If we think Jonah’s sermon was a homiletical train wreck, John’s is not much better. He, too, calls for repentance. He includes an insult to the ancestry of his audience and the threat of Gehenna thrown in to boot. I don’t think John’s preaching is likely to be held up as a model in most of our “nice” mainline shops where people expect to go home feeling better than when they arrived (a presumption of privilege, of course).
The real similarity between Jonah and John is in the outcome. People begin to change! I, for one, need to hear this part of the message over and over again. I have so little confidence in the possibility that people might be changed by the word that comes through me that I usually don’t even bother to try. Of course, I’m really assuming that it is my word rather than the word of the Lord which comes from my lips. If that’s the case, then my pessimism is well-founded.
I know from experience, however, that I underestimate the impact of the authentic word of the Lord far too often. I give God’s people far too little credit for listening with open minds and hungry hearts to the message the Lord is sending. I am therefore too often surprised when behaviors actually change, when priorities alter, when hearts are transformed.
Jonah was not surprised that the word of the Lord has such transformative power. Jonah was so sure of that power that he resisted speaking. And when he did speak, he said as little as possible. “Didn’t I tell you, Lord,” he complains in chapter four, “that this is precisely what would happen?” Jonah is so put out by the effectiveness of the Lord’s word that he wants to die in frustration.

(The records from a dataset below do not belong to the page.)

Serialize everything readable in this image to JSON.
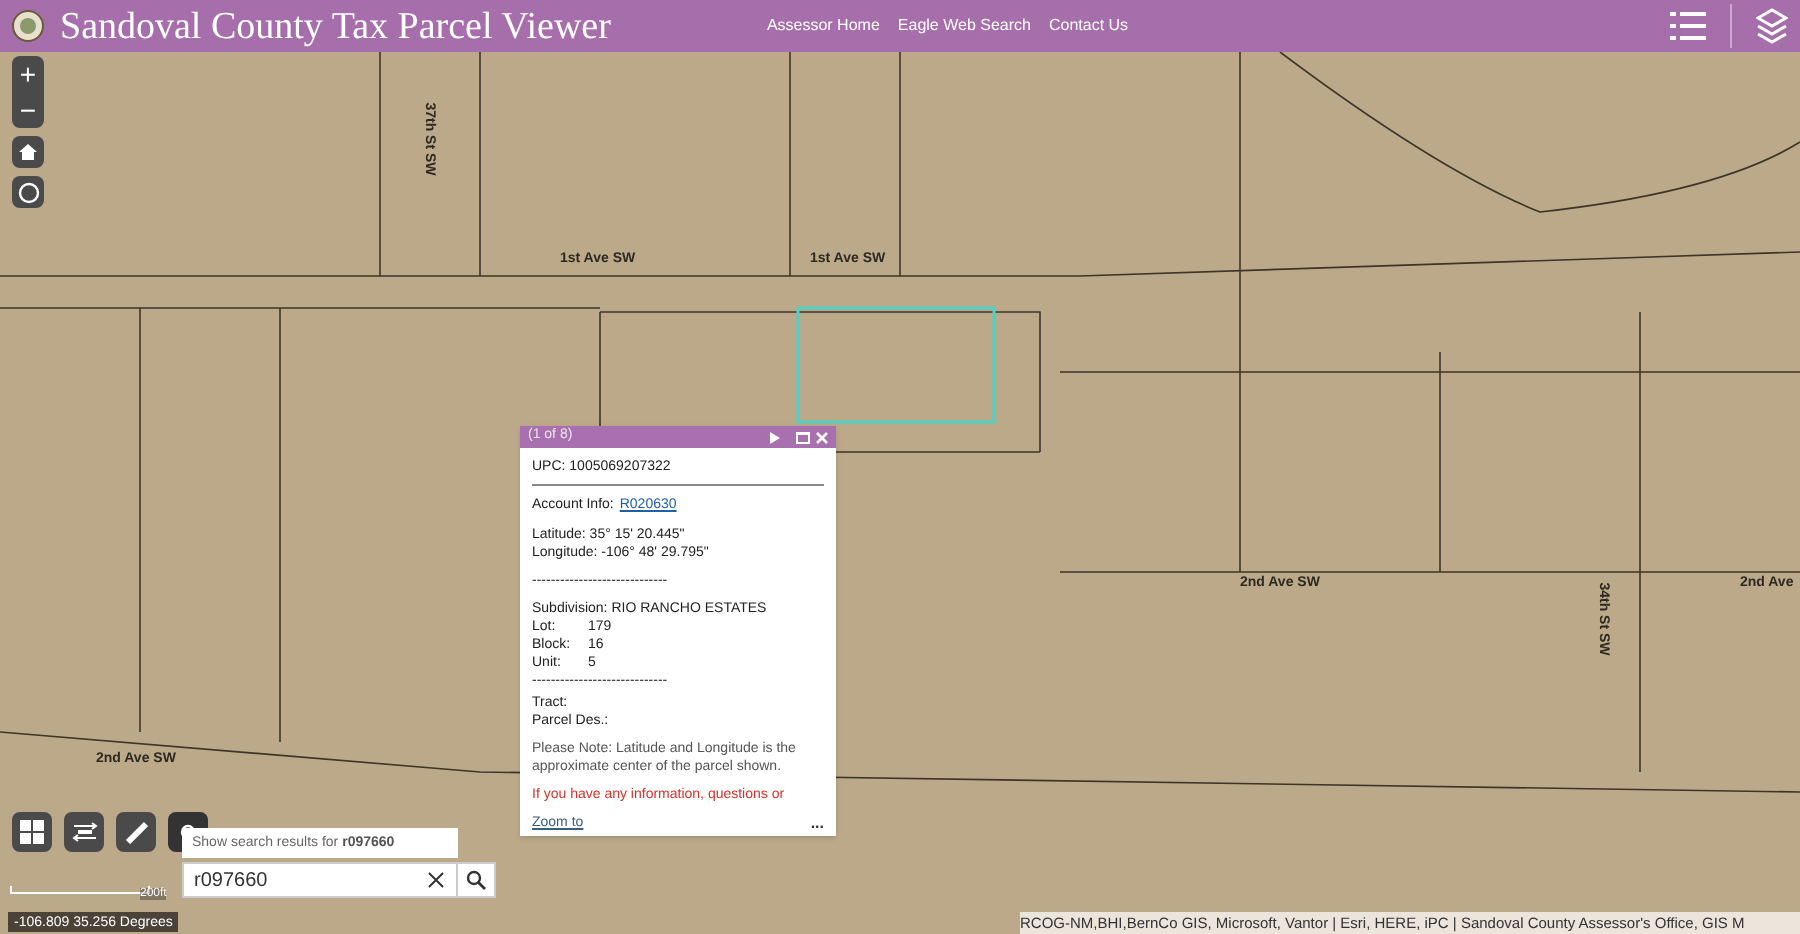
{
  "header": {
    "title": "Sandoval County Tax Parcel Viewer",
    "links": [
      "Assessor Home",
      "Eagle Web Search",
      "Contact Us"
    ]
  },
  "map": {
    "street_labels": [
      {
        "text": "1st Ave SW",
        "kind": "horizontal"
      },
      {
        "text": "1st Ave SW",
        "kind": "horizontal"
      },
      {
        "text": "2nd Ave SW",
        "kind": "horizontal"
      },
      {
        "text": "2nd Ave",
        "kind": "horizontal"
      },
      {
        "text": "2nd Ave SW",
        "kind": "horizontal"
      },
      {
        "text": "37th St SW",
        "kind": "vertical"
      },
      {
        "text": "34th St SW",
        "kind": "vertical"
      }
    ],
    "scale": "200ft",
    "coordinates": "-106.809 35.256 Degrees",
    "attribution": "RCOG-NM,BHI,BernCo GIS, Microsoft, Vantor | Esri, HERE, iPC | Sandoval County Assessor's Office, GIS M"
  },
  "zoom_controls": [
    "+",
    "−"
  ],
  "popup": {
    "title": "(1 of 8)",
    "upc": "UPC: 1005069207322",
    "account_label": "Account Info:",
    "account_link": "R020630",
    "latitude": "Latitude: 35° 15' 20.445\"",
    "longitude": "Longitude: -106° 48' 29.795\"",
    "separator_1": "-----------------------------",
    "subdivision": "Subdivision: RIO RANCHO ESTATES",
    "rows": [
      {
        "label": "Lot:",
        "value": "179"
      },
      {
        "label": "Block:",
        "value": "16"
      },
      {
        "label": "Unit:",
        "value": "5"
      }
    ],
    "separator_2": "-----------------------------",
    "tract": "Tract:",
    "parcel_des": "Parcel Des.:",
    "note": "Please Note: Latitude and Longitude is the approximate center of the parcel shown.",
    "warning": "If you have any information, questions or",
    "zoom_link": "Zoom to",
    "more": "..."
  },
  "search": {
    "suggestion_prefix": "Show search results for ",
    "suggestion_term": "r097660",
    "value": "r097660"
  }
}
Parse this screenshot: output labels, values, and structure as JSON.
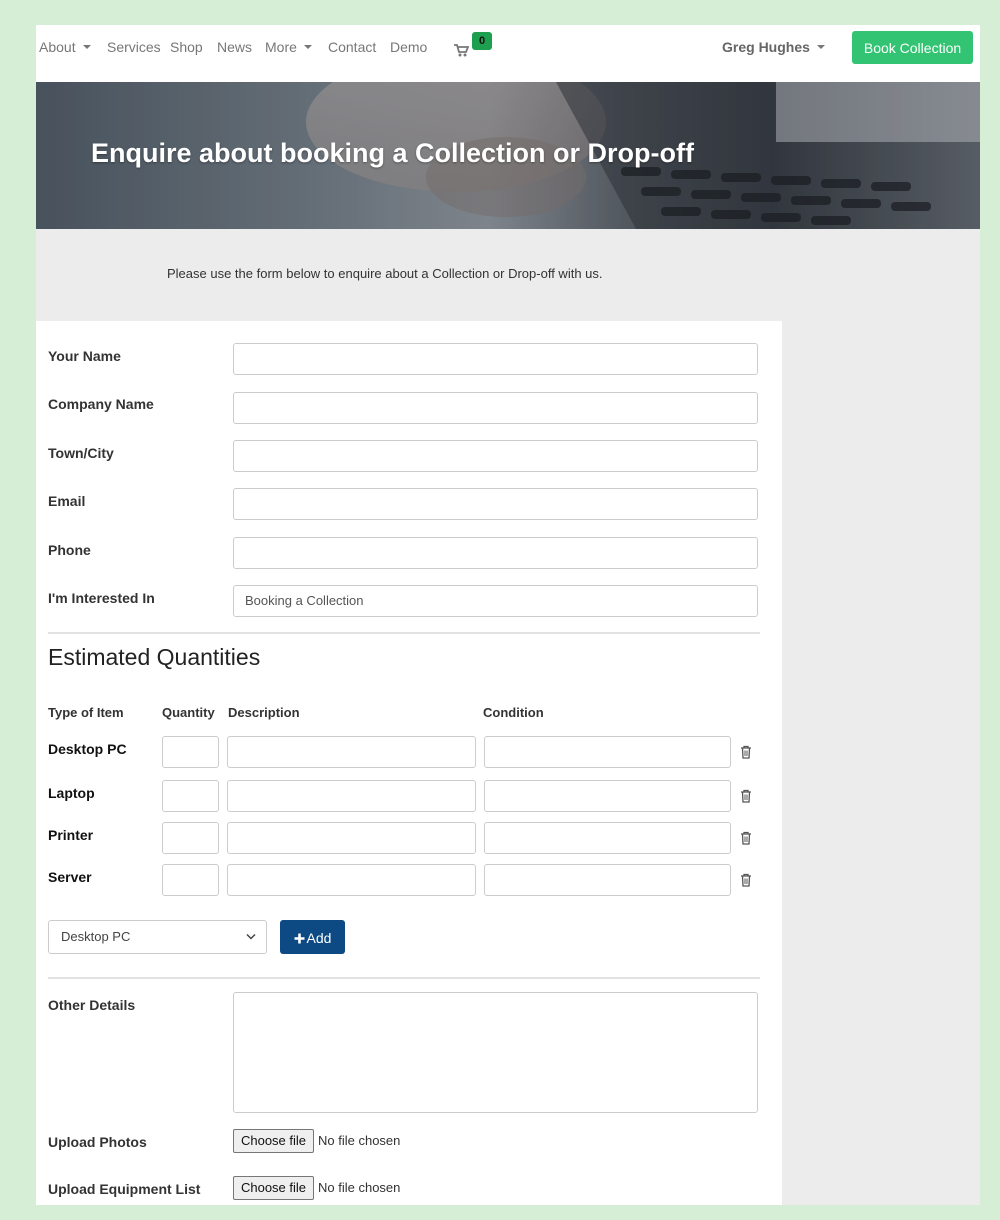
{
  "nav": {
    "items": [
      {
        "label": "About",
        "dropdown": true
      },
      {
        "label": "Services",
        "dropdown": false
      },
      {
        "label": "Shop",
        "dropdown": false
      },
      {
        "label": "News",
        "dropdown": false
      },
      {
        "label": "More",
        "dropdown": true
      },
      {
        "label": "Contact",
        "dropdown": false
      },
      {
        "label": "Demo",
        "dropdown": false
      }
    ],
    "cart_count": "0",
    "cart_icon": "shopping-cart-icon",
    "user_name": "Greg Hughes",
    "cta_label": "Book Collection"
  },
  "hero": {
    "title": "Enquire about booking a Collection or Drop-off"
  },
  "intro": "Please use the form below to enquire about a Collection or Drop-off with us.",
  "form": {
    "fields": [
      {
        "label": "Your Name",
        "value": ""
      },
      {
        "label": "Company Name",
        "value": ""
      },
      {
        "label": "Town/City",
        "value": ""
      },
      {
        "label": "Email",
        "value": ""
      },
      {
        "label": "Phone",
        "value": ""
      },
      {
        "label": "I'm Interested In",
        "value": "Booking a Collection"
      }
    ],
    "quantities": {
      "title": "Estimated Quantities",
      "columns": [
        "Type of Item",
        "Quantity",
        "Description",
        "Condition"
      ],
      "rows": [
        {
          "type": "Desktop PC",
          "quantity": "",
          "description": "",
          "condition": ""
        },
        {
          "type": "Laptop",
          "quantity": "",
          "description": "",
          "condition": ""
        },
        {
          "type": "Printer",
          "quantity": "",
          "description": "",
          "condition": ""
        },
        {
          "type": "Server",
          "quantity": "",
          "description": "",
          "condition": ""
        }
      ],
      "delete_icon": "trash-icon",
      "select_value": "Desktop PC",
      "add_label": "Add"
    },
    "other_details_label": "Other Details",
    "uploads": [
      {
        "label": "Upload Photos",
        "button": "Choose file",
        "status": "No file chosen"
      },
      {
        "label": "Upload Equipment List",
        "button": "Choose file",
        "status": "No file chosen"
      }
    ]
  },
  "colors": {
    "page_bg": "#d6eed6",
    "cta_green": "#33c473",
    "badge_green": "#1e9f50",
    "add_button_blue": "#0d4a83"
  }
}
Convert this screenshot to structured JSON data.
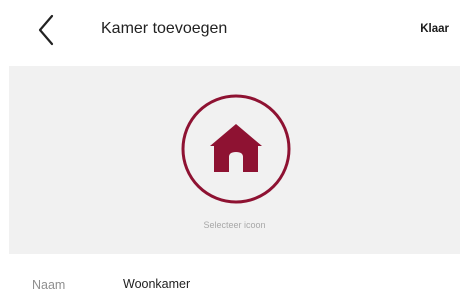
{
  "header": {
    "back_icon": "chevron-left-icon",
    "title": "Kamer toevoegen",
    "done_label": "Klaar"
  },
  "icon_panel": {
    "icon": "house-icon",
    "caption": "Selecteer icoon",
    "accent_color": "#8e1232",
    "background_color": "#f1f1f1"
  },
  "name_field": {
    "label": "Naam",
    "value": "Woonkamer"
  }
}
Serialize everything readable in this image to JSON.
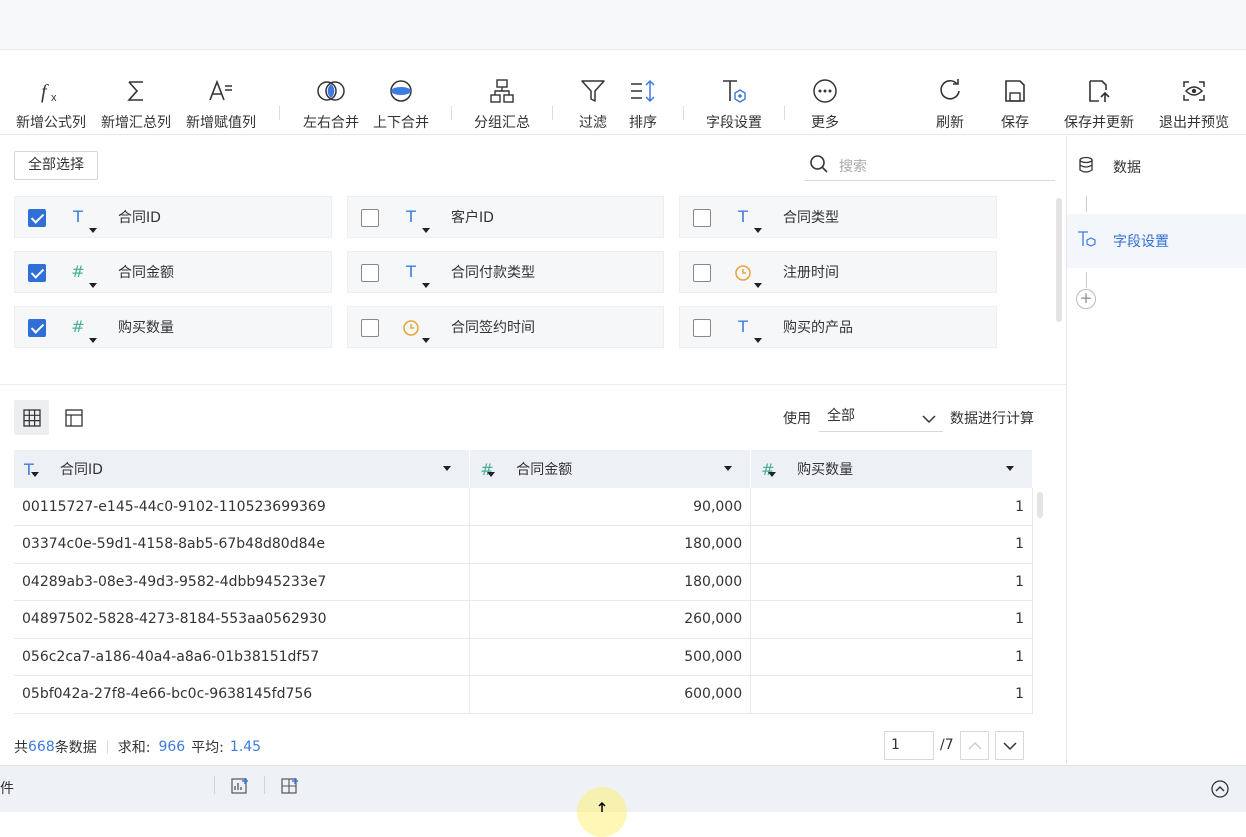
{
  "toolbar": {
    "items": [
      {
        "label": "新增公式列",
        "icon": "formula-icon"
      },
      {
        "label": "新增汇总列",
        "icon": "sigma-icon"
      },
      {
        "label": "新增赋值列",
        "icon": "assign-icon"
      },
      {
        "label": "左右合并",
        "icon": "merge-horizontal-icon"
      },
      {
        "label": "上下合并",
        "icon": "merge-vertical-icon"
      },
      {
        "label": "分组汇总",
        "icon": "group-icon"
      },
      {
        "label": "过滤",
        "icon": "filter-icon"
      },
      {
        "label": "排序",
        "icon": "sort-icon"
      },
      {
        "label": "字段设置",
        "icon": "field-settings-icon"
      },
      {
        "label": "更多",
        "icon": "more-icon"
      },
      {
        "label": "刷新",
        "icon": "refresh-icon"
      },
      {
        "label": "保存",
        "icon": "save-icon"
      },
      {
        "label": "保存并更新",
        "icon": "save-update-icon"
      },
      {
        "label": "退出并预览",
        "icon": "preview-icon"
      }
    ]
  },
  "fields_panel": {
    "select_all": "全部选择",
    "search_placeholder": "搜索",
    "fields": [
      {
        "name": "合同ID",
        "type": "text",
        "checked": true
      },
      {
        "name": "客户ID",
        "type": "text",
        "checked": false
      },
      {
        "name": "合同类型",
        "type": "text",
        "checked": false
      },
      {
        "name": "合同金额",
        "type": "number",
        "checked": true
      },
      {
        "name": "合同付款类型",
        "type": "text",
        "checked": false
      },
      {
        "name": "注册时间",
        "type": "date",
        "checked": false
      },
      {
        "name": "购买数量",
        "type": "number",
        "checked": true
      },
      {
        "name": "合同签约时间",
        "type": "date",
        "checked": false
      },
      {
        "name": "购买的产品",
        "type": "text",
        "checked": false
      }
    ]
  },
  "preview": {
    "use_label": "使用",
    "use_value": "全部",
    "calc_label": "数据进行计算",
    "columns": [
      "合同ID",
      "合同金额",
      "购买数量"
    ],
    "rows": [
      [
        "00115727-e145-44c0-9102-110523699369",
        "90,000",
        "1"
      ],
      [
        "03374c0e-59d1-4158-8ab5-67b48d80d84e",
        "180,000",
        "1"
      ],
      [
        "04289ab3-08e3-49d3-9582-4dbb945233e7",
        "180,000",
        "1"
      ],
      [
        "04897502-5828-4273-8184-553aa0562930",
        "260,000",
        "1"
      ],
      [
        "056c2ca7-a186-40a4-a8a6-01b38151df57",
        "500,000",
        "1"
      ],
      [
        "05bf042a-27f8-4e66-bc0c-9638145fd756",
        "600,000",
        "1"
      ]
    ],
    "footer": {
      "total_prefix": "共",
      "total_count": "668",
      "total_suffix": "条数据",
      "sum_label": "求和:",
      "sum_value": "966",
      "avg_label": "平均:",
      "avg_value": "1.45",
      "page_current": "1",
      "page_total": "/7"
    }
  },
  "right_panel": {
    "items": [
      {
        "label": "数据",
        "icon": "database-icon"
      },
      {
        "label": "字段设置",
        "icon": "field-settings-icon"
      }
    ]
  },
  "bottom": {
    "label": "件"
  },
  "colors": {
    "accent": "#2f6fd6",
    "type_text": "#3d7be0",
    "type_number": "#4caf9a",
    "type_date": "#e8a33a"
  }
}
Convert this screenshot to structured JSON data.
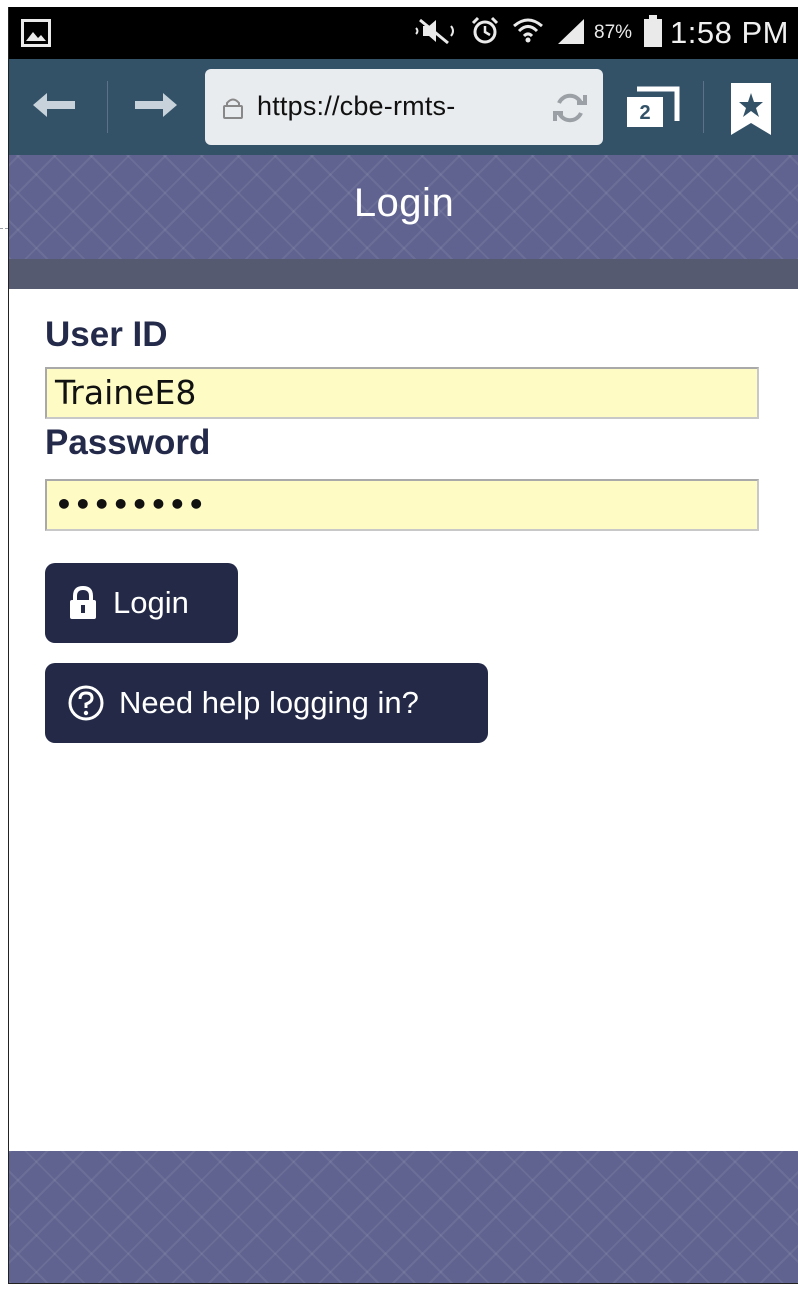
{
  "status_bar": {
    "battery_percent": "87%",
    "time": "1:58 PM",
    "icons": [
      "gallery-icon",
      "mute-icon",
      "alarm-icon",
      "wifi-icon",
      "signal-icon",
      "battery-icon"
    ]
  },
  "browser": {
    "url": "https://cbe-rmts-",
    "tab_count": "2",
    "icons": [
      "back-arrow-icon",
      "forward-arrow-icon",
      "lock-icon",
      "reload-icon",
      "tabs-icon",
      "bookmark-star-icon"
    ]
  },
  "page": {
    "title": "Login"
  },
  "form": {
    "user_id_label": "User ID",
    "user_id_value": "TraineE8",
    "password_label": "Password",
    "password_value": "••••••••",
    "login_button": "Login",
    "help_button": "Need help logging in?"
  },
  "colors": {
    "toolbar": "#335268",
    "header": "#60638f",
    "header_stripe": "#555a70",
    "button": "#232946",
    "input_bg": "#fffbc5",
    "label": "#242a4a"
  }
}
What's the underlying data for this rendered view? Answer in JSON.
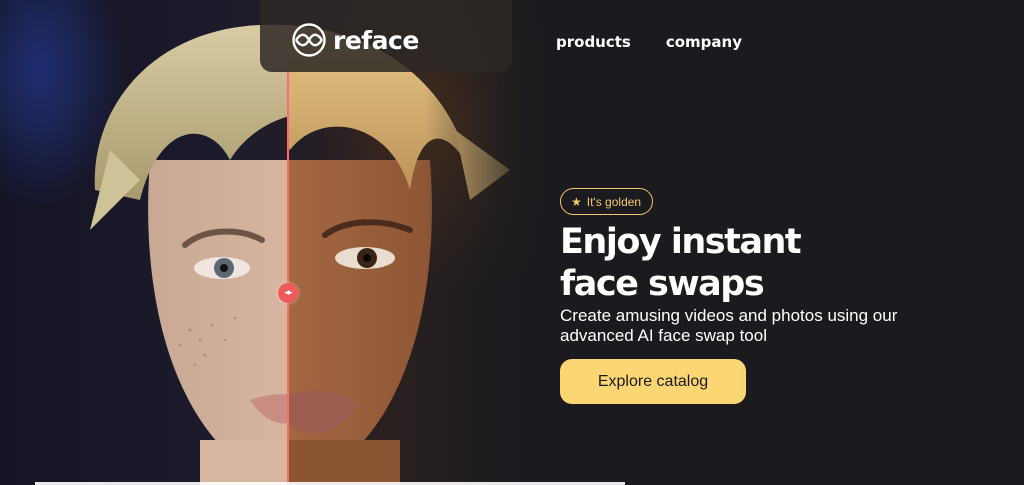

Nor is John surprised by this power. Next week we will examine the ways that John urges people to change in preparation for the Big Event. He doesn’t appear surprised when folks ask what they should do. He’s ready with specific answers and advice. I’ve rarely found myself in that position and would have had to scramble to come up with helpful answers to the question.
But this is part of the Good News of Advent, at least for me. The word of the Lord remains when the ages have all ended. That word is effective in bringing about change, in spite of my jaded cynicism. People hunger for that word, even if it means judgment on the current state of affairs. Many of us know that things cannot continue as they are, and we long for a way forward into a different age.
Stir up our hearts, O Lord – we pray this in many liturgical traditions in this Advent season. I hear the call to trust that the stirring will happen and will bear fruit worthy of repentance.
References and Resources
Burnett, Clint. “Eschatological Prophet of Restoration: Luke’s Theological Portrait of John the Baptist in Luke 3:1-6.” Neotestamentica, vol. 47, no. 1, New Testament Society of Southern Africa, 2013, pp. 1–24, http://www.jstor.org/stable/43048893.
Levine, Amy-Jill, and Witherington, Ben. The Gospel of Luke. Cambridge University Press, 2018.
Swanson, Richard. Provoking the Gospel of Luke: A Storyteller’s Commentary, Year C. Cleveland, OH.: Pilgrim Press, 2006.